like |=, ||- and |||-. TeX has \vdash, \dashv and \models, looking as |-,
-|, and |=, and \perp. (Perhaps I missed them.)
On 175/176, I would want to have variations with the = negated ("not
equal") under the \subset: There is some confusion in math as to which
symbol is the subset symbol (180 or 182), so if one thinks of \subset as an
implication and not a <, this is nice to have for clarity.
I think that
080 080 2234 therefore
158 158 2235 because
are not binary relations, even though labeled so in the AMS-fonts.
>"closure" (233) and "asymp" (9) use the symbols from "frown" (54) and
>"smile" (55). Is that correct?
You seem to have made the "frown" (54) and "smile" (55) thicker to the
middle, as of a mouth. I think that this might be incorrect; TeX and
AMS-fonts seem to not have done that. (Most these relations seem to be

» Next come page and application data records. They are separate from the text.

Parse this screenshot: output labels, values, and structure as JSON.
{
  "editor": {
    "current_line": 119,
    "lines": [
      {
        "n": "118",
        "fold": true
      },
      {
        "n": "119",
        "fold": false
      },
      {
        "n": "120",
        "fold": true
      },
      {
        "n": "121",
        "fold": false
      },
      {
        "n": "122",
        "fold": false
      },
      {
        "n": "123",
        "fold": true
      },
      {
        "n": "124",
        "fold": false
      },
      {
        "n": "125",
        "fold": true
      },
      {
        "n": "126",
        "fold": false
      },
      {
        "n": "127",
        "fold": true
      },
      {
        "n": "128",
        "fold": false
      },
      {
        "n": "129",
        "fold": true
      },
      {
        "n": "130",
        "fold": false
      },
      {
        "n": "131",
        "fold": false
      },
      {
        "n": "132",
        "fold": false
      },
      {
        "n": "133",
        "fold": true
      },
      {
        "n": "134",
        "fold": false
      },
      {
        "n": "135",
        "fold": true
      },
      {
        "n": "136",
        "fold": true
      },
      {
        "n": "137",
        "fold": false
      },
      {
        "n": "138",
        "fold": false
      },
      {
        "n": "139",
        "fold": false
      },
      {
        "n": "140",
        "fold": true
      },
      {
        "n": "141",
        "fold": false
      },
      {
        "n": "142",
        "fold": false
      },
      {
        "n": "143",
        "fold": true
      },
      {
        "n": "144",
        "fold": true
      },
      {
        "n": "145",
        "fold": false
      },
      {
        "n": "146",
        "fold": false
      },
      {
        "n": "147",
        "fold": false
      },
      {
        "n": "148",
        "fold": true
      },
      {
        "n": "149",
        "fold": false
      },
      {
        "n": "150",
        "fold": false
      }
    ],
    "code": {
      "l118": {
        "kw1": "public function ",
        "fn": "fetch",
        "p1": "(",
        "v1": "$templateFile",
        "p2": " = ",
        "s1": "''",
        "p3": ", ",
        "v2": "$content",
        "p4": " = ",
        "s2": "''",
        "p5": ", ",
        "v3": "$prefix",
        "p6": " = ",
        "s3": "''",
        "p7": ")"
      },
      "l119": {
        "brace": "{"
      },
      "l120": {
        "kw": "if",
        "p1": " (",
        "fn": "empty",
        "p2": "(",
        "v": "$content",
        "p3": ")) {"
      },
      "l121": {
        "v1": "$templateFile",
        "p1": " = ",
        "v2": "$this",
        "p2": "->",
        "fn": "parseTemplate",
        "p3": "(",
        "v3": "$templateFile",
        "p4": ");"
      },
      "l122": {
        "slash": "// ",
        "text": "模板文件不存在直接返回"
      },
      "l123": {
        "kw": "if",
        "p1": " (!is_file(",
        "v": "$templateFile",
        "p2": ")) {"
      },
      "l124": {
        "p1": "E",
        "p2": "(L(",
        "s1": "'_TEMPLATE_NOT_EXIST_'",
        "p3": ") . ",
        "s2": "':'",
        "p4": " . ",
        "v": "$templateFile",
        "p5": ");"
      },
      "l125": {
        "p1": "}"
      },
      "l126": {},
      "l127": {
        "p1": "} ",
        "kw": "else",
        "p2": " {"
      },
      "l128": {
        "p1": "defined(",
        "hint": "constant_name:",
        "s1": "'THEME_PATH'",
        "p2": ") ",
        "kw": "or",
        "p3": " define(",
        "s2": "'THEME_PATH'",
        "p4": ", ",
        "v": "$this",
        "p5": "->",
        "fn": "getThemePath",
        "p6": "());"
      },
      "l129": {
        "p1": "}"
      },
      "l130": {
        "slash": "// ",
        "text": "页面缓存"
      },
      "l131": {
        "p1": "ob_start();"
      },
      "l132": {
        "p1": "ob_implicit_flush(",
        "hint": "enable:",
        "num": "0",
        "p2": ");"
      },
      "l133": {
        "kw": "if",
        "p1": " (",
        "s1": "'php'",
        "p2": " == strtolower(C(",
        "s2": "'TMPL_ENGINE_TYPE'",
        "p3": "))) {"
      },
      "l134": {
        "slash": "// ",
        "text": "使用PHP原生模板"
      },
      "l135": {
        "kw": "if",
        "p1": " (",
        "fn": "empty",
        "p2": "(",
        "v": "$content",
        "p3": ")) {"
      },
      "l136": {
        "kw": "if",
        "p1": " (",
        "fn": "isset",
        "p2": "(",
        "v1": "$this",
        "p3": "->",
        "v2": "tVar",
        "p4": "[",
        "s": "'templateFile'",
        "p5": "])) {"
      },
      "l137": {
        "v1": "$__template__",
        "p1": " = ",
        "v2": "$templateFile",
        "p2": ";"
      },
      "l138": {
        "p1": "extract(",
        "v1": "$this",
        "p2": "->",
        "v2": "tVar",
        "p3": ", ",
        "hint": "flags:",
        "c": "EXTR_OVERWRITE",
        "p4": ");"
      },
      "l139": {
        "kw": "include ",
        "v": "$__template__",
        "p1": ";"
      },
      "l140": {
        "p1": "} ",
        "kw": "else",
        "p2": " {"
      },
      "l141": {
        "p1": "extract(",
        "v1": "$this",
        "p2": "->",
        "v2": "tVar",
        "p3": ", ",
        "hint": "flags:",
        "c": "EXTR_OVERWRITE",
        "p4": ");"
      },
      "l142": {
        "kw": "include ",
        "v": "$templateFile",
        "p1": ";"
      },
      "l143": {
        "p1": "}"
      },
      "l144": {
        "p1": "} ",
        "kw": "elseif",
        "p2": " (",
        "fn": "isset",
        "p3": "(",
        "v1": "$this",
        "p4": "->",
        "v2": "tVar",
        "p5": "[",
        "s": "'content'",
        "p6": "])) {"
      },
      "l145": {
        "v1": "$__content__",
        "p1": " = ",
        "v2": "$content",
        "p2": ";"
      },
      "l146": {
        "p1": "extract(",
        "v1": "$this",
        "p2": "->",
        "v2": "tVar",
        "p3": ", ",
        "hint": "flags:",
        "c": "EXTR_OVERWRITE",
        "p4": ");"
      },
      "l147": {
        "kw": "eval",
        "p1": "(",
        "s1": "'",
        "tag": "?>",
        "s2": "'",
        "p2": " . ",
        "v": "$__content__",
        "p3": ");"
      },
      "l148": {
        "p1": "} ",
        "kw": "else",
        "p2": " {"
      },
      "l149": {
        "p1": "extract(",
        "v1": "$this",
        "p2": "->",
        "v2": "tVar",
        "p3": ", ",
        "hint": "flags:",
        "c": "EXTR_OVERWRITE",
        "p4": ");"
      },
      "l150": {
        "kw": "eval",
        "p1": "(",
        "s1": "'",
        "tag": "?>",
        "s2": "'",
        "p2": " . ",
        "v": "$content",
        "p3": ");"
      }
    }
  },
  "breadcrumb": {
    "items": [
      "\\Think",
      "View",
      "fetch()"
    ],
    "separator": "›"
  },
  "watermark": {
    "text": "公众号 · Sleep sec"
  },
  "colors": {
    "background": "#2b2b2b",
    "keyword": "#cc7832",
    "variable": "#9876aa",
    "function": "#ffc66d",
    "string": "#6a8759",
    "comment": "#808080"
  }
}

designed as sans-serif, of equal thickness.) Otherwise I think that you are
not forced to use the "frown" and the "smile" for the other two; just make
them look good.
>Is "mostpos" (5) the same shape as "ac" (224)?
>Is "congruence" (159) the same shape as "race" (222)?
For these, one can always think of the curl starting up/down, as in
222/224. But I do not know if that is how people are using them.
>The naming scheme hints that "bowtie" is a doubly closed multiplication sign.
TeX has a binary relation called \bowtie; it looks like bowtie and not as a
double close x (the bowtie is more prolonged). But I do not recall any
In general, in the few cases where a similar symbol exist both as a binary
relation and as a binary operator (as in the case of AMS-font
\vartriangleleft and TeX \triangleleft), the relations seems to be
prolonged relative to the operator.
* Email: Hans Aberg <mailto:email@example.com>
* Home Page: <http://www.matematik.su.se/~haberg/>
* AMS member listing: <http://www.ams.org/cml/>